We need to know our users in order to build effective software for them, but we can sometimes have blind spots. As tech professionals, we use the best tools available, but we sometimes fail to adequately consider the platforms and hardware used by our audience. Then the bug report comes in, complete with a totally unrecognizable screenshot. What is THAT? That’s what the fruit of your labor looks like on IE…
It’s not perfect, but it’s the best I’ve got for now. Here’s how it works.
Creating the VM
My Virtual Machine host of choice is Virtualbox. The latest version can be downloaded here, and installation is relatively painless.
Once you have Virtualbox installed, you’ll need a virtual machine image. Microsoft offers a selection of images for various platforms, with browser versions going back to IE 8. (I chose

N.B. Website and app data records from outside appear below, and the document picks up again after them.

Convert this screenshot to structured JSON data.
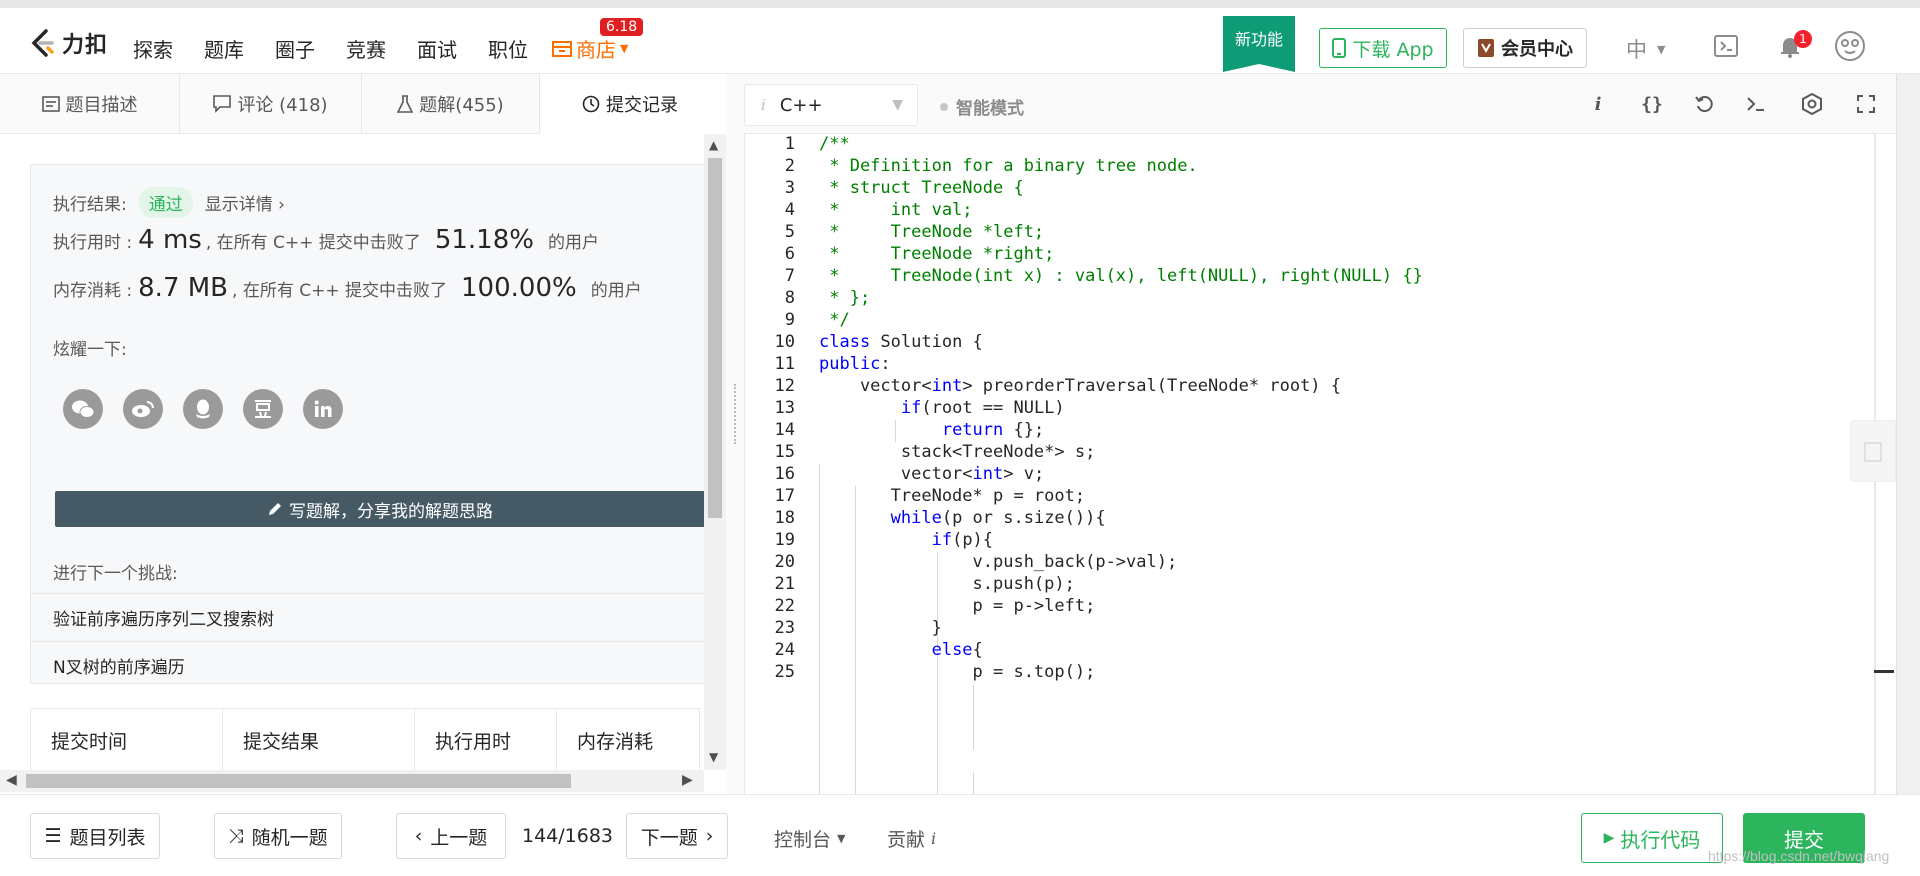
{
  "nav": {
    "logo_text": "力扣",
    "items": [
      "探索",
      "题库",
      "圈子",
      "竞赛",
      "面试",
      "职位"
    ],
    "store": "商店",
    "store_badge": "6.18",
    "new_feature": "新功能",
    "download_app": "下载 App",
    "vip_center": "会员中心",
    "language": "中",
    "notification_count": "1"
  },
  "left_tabs": [
    {
      "label": "题目描述",
      "icon": "description-icon"
    },
    {
      "label": "评论 (418)",
      "icon": "comment-icon"
    },
    {
      "label": "题解(455)",
      "icon": "flask-icon"
    },
    {
      "label": "提交记录",
      "icon": "clock-icon",
      "active": true
    }
  ],
  "result": {
    "label": "执行结果:",
    "status": "通过",
    "detail_link": "显示详情 ›",
    "runtime_label": "执行用时 :",
    "runtime_value": "4 ms",
    "runtime_desc": ", 在所有 C++ 提交中击败了",
    "runtime_percent": "51.18%",
    "users_suffix": "的用户",
    "memory_label": "内存消耗 :",
    "memory_value": "8.7 MB",
    "memory_desc": ", 在所有 C++ 提交中击败了",
    "memory_percent": "100.00%",
    "share_label": "炫耀一下:",
    "social": [
      "wechat",
      "weibo",
      "qq",
      "douban",
      "linkedin"
    ],
    "write_solution": "写题解，分享我的解题思路",
    "next_challenge_label": "进行下一个挑战:",
    "challenges": [
      "验证前序遍历序列二叉搜索树",
      "N叉树的前序遍历"
    ]
  },
  "submission_table": {
    "headers": [
      "提交时间",
      "提交结果",
      "执行用时",
      "内存消耗"
    ]
  },
  "editor": {
    "language": "C++",
    "smart_mode": "智能模式",
    "lines": [
      {
        "n": "1",
        "text": "/**",
        "cls": "c-comment"
      },
      {
        "n": "2",
        "text": " * Definition for a binary tree node.",
        "cls": "c-comment"
      },
      {
        "n": "3",
        "text": " * struct TreeNode {",
        "cls": "c-comment"
      },
      {
        "n": "4",
        "text": " *     int val;",
        "cls": "c-comment"
      },
      {
        "n": "5",
        "text": " *     TreeNode *left;",
        "cls": "c-comment"
      },
      {
        "n": "6",
        "text": " *     TreeNode *right;",
        "cls": "c-comment"
      },
      {
        "n": "7",
        "text": " *     TreeNode(int x) : val(x), left(NULL), right(NULL) {}",
        "cls": "c-comment"
      },
      {
        "n": "8",
        "text": " * };",
        "cls": "c-comment"
      },
      {
        "n": "9",
        "text": " */",
        "cls": "c-comment"
      },
      {
        "n": "10",
        "html": "<span class='c-kw'>class</span> Solution {"
      },
      {
        "n": "11",
        "html": "<span class='c-kw'>public</span>:"
      },
      {
        "n": "12",
        "html": "    vector&lt;<span class='c-kw'>int</span>&gt; preorderTraversal(TreeNode* root) {"
      },
      {
        "n": "13",
        "html": "        <span class='c-kw'>if</span>(root == NULL)"
      },
      {
        "n": "14",
        "html": "            <span class='c-kw'>return</span> {};"
      },
      {
        "n": "15",
        "html": "        stack&lt;TreeNode*&gt; s;"
      },
      {
        "n": "16",
        "html": "        vector&lt;<span class='c-kw'>int</span>&gt; v;"
      },
      {
        "n": "17",
        "html": "       TreeNode* p = root;"
      },
      {
        "n": "18",
        "html": "       <span class='c-kw'>while</span>(p or s.size()){"
      },
      {
        "n": "19",
        "html": "           <span class='c-kw'>if</span>(p){"
      },
      {
        "n": "20",
        "html": "               v.push_back(p-&gt;val);"
      },
      {
        "n": "21",
        "html": "               s.push(p);"
      },
      {
        "n": "22",
        "html": "               p = p-&gt;left;"
      },
      {
        "n": "23",
        "html": "           }"
      },
      {
        "n": "24",
        "html": "           <span class='c-kw'>else</span>{"
      },
      {
        "n": "25",
        "html": "               p = s.top();"
      }
    ]
  },
  "bottom": {
    "problem_list": "题目列表",
    "random": "随机一题",
    "prev": "上一题",
    "page": "144/1683",
    "next": "下一题",
    "console": "控制台",
    "contribute": "贡献",
    "run_code": "执行代码",
    "submit": "提交"
  },
  "watermark": "https://blog.csdn.net/bwqiang"
}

IE10 on Win7 based on project requirements.)
These machines come with trial versions of Windows, and those trials expire after 90 days. Microsoft suggests making a snapshot before you first start up the VM, which should allow you to roll back and re-start the trial. Of course, you’ll lose any files or settings stored in the VM at that point, so let’s all meet back here in three months, OK?

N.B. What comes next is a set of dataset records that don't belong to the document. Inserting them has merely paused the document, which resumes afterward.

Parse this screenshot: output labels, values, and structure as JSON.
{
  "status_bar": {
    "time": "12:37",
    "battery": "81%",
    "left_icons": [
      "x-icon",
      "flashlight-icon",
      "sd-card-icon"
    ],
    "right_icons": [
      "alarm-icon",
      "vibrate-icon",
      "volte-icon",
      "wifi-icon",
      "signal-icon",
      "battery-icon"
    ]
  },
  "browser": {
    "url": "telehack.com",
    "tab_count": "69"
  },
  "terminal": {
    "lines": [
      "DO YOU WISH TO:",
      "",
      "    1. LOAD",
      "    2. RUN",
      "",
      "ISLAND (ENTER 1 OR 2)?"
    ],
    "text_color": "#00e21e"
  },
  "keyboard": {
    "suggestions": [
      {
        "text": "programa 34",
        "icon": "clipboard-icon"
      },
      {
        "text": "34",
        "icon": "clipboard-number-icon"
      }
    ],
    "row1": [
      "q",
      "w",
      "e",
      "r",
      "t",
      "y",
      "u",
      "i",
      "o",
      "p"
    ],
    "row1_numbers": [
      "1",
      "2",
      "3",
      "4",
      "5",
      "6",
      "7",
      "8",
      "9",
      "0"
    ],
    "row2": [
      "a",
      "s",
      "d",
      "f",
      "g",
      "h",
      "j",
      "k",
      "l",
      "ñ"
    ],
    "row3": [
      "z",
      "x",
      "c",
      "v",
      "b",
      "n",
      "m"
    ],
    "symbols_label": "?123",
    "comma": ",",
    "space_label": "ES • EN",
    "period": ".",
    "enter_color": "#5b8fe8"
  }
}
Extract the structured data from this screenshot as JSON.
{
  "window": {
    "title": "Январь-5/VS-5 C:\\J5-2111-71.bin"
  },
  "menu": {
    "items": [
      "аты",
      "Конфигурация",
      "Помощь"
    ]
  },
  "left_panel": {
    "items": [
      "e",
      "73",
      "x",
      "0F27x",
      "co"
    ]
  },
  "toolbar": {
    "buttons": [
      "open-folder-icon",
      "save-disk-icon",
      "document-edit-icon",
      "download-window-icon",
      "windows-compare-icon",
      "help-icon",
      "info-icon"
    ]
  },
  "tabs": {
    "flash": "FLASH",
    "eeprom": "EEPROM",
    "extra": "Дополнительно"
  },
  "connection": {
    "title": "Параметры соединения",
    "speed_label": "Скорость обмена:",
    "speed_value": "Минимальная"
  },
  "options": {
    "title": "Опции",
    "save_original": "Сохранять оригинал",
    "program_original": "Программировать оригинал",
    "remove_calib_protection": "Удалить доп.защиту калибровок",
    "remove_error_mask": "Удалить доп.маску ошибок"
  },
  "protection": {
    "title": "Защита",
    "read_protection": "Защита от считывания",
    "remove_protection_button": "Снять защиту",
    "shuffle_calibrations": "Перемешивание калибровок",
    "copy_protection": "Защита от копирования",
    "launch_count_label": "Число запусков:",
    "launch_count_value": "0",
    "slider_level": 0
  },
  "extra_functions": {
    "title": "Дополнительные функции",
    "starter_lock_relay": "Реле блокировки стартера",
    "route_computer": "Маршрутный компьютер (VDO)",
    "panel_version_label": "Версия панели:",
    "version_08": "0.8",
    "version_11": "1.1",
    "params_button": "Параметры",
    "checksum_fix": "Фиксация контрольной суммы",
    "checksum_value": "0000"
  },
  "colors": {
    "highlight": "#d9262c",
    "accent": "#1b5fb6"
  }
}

When you’ve downloaded and unzipped the VM from Microsoft, you’ll find two files: an .ovf file and a .vmdk file. The .ovf file contains the virtual machine configuration, while the .vmdk is the disk file.

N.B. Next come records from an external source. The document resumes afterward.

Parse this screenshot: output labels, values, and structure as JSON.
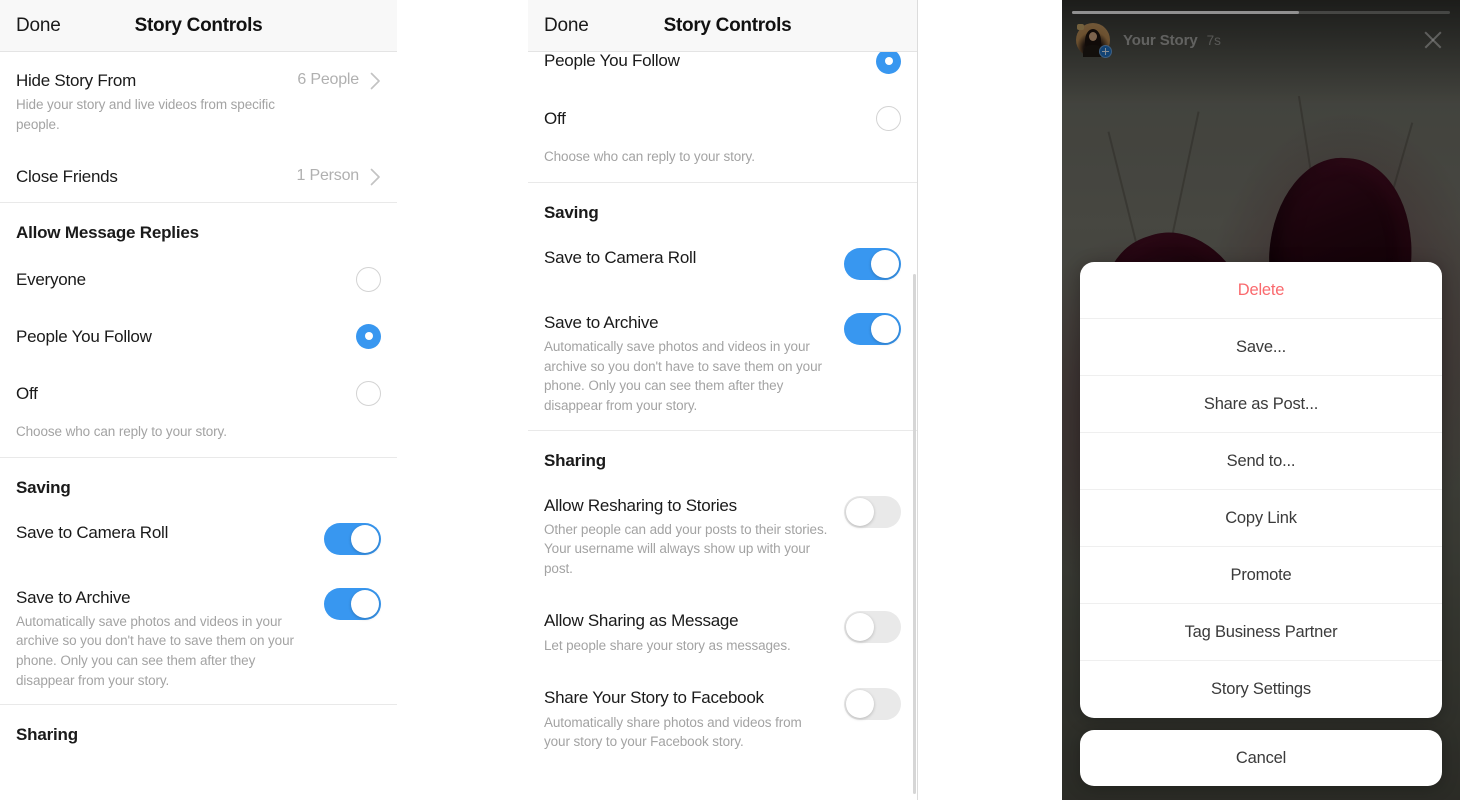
{
  "panels": {
    "left": {
      "nav": {
        "done_label": "Done",
        "title": "Story Controls"
      },
      "rows": [
        {
          "label": "Hide Story From",
          "sub": "Hide your story and live videos from specific people.",
          "value": "6 People",
          "type": "disclosure"
        },
        {
          "label": "Close Friends",
          "sub": "",
          "value": "1 Person",
          "type": "disclosure"
        }
      ],
      "replies": {
        "group_title": "Allow Message Replies",
        "options": [
          {
            "label": "Everyone",
            "selected": false
          },
          {
            "label": "People You Follow",
            "selected": true
          },
          {
            "label": "Off",
            "selected": false
          }
        ],
        "footnote": "Choose who can reply to your story."
      },
      "saving": {
        "group_title": "Saving",
        "items": [
          {
            "label": "Save to Camera Roll",
            "sub": "",
            "on": true
          },
          {
            "label": "Save to Archive",
            "sub": "Automatically save photos and videos in your archive so you don't have to save them on your phone. Only you can see them after they disappear from your story.",
            "on": true
          }
        ]
      },
      "sharing": {
        "group_title": "Sharing"
      }
    },
    "middle": {
      "nav": {
        "done_label": "Done",
        "title": "Story Controls"
      },
      "replies": {
        "options": [
          {
            "label": "People You Follow",
            "selected": true
          },
          {
            "label": "Off",
            "selected": false
          }
        ],
        "footnote": "Choose who can reply to your story."
      },
      "saving": {
        "group_title": "Saving",
        "items": [
          {
            "label": "Save to Camera Roll",
            "sub": "",
            "on": true
          },
          {
            "label": "Save to Archive",
            "sub": "Automatically save photos and videos in your archive so you don't have to save them on your phone. Only you can see them after they disappear from your story.",
            "on": true
          }
        ]
      },
      "sharing": {
        "group_title": "Sharing",
        "items": [
          {
            "label": "Allow Resharing to Stories",
            "sub": "Other people can add your posts to their stories. Your username will always show up with your post.",
            "on": false
          },
          {
            "label": "Allow Sharing as Message",
            "sub": "Let people share your story as messages.",
            "on": false
          },
          {
            "label": "Share Your Story to Facebook",
            "sub": "Automatically share photos and videos from your story to your Facebook story.",
            "on": false
          }
        ]
      }
    },
    "right": {
      "story": {
        "author": "Your Story",
        "timestamp": "7s",
        "progress_percent": 60,
        "close_icon": "close-icon",
        "avatar_badge_icon": "plus-badge-icon"
      },
      "action_sheet": {
        "items": [
          {
            "label": "Delete",
            "style": "danger"
          },
          {
            "label": "Save...",
            "style": "default"
          },
          {
            "label": "Share as Post...",
            "style": "default"
          },
          {
            "label": "Send to...",
            "style": "default"
          },
          {
            "label": "Copy Link",
            "style": "default"
          },
          {
            "label": "Promote",
            "style": "default"
          },
          {
            "label": "Tag Business Partner",
            "style": "default"
          },
          {
            "label": "Story Settings",
            "style": "default"
          }
        ],
        "cancel_label": "Cancel"
      }
    }
  },
  "colors": {
    "accent_blue": "#3897f0",
    "danger_red": "#fa6a6e",
    "header_bg": "#f8f8f8",
    "switch_off": "#e9e9e9"
  }
}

To import the VM image, select
Import Appliance from the
File menu in Virtualbox, and navigate to the .ovf file. Click through the wizard, and you’re almost ready to run Windows! Here are some instructions from Oracle.
Updating VM Settings
- Take a Snapshot – Toggle from
Snapshotsin the upper right, and take a snapshot first.
- Base Memory – Find this setting under
Systemand boost the RAM to at least 2G. The more the merrier, but don’t starve your host machine. (under
- Video Memory – Increase it to 128MB under
- Shared Folders – It’s nice to be able to move snippets, logs, etc. between the host and VM. I don’t have anything really long-lived that I want to share between the environments, so I just share my Desktop. Set auto-mount to true so it gets a drive letter.
- Clipboard – Without this, you’ll end up typing every URL from scratch, like I did for the first day. Select the
Bidirectionalfor the shared clipboard.
Inside the VM
The main trick here is connecting to your local development environment. I like to point the VM’s localhost at my laptop so I can simply copy my links (e.g. http://localhost:3000) from my main browser into Internet Explorer on the VM. Here’s how to make that work:
- Open the start menu and type
cmdto find the command-line shell. Right click it, and choose ‘Run as administrator’.
- Figure out where your hosts file lives. Usually it’ll be
- Open the hosts file with notepad from your administrator console, e.g.
- The default Virtualbox NAT configuration maps the host machine to
10.0.2.2. To map that to localhost, just enter
localhost 10.0.2.2at the bottom of the file` and save it.
- Clear your dns cache with
ipconfig /flushdnsand restart any open web browsers.
- Test away!
Doing the Work
- Cache: IE’s caching behavior can be intractible and demoralizing. The dev tools include a cache menu, where you can ask IE to clear cache and always fetch files from the server. You can also enter ‘In Private’ browsing mode from the
Safetymenu. If you’re dealing with source files that have the same path, but differ in query string or live on different servers, the source code viewer may lie to you and show you the first one it saw rather that the active version. I’ve found that once you actually
Start Debugging, the files are refreshed with the code that’s actually running.
- Minified Sources: These older dev tools won’t read sourcemaps or prettify your compressed libraries, so use un-minified development versions whenever possible.
XDomainRequest: If you use this API in your code or via a library, gotchas abound. Headers such as content type don’t behave well, which can break the request parsing code you’ve come to rely on in your framework.
XDomainRequestalso won’t send requests from one protocol to another, even from an
httppage to an
httpsendpoint. I found this post to be a valuable resource.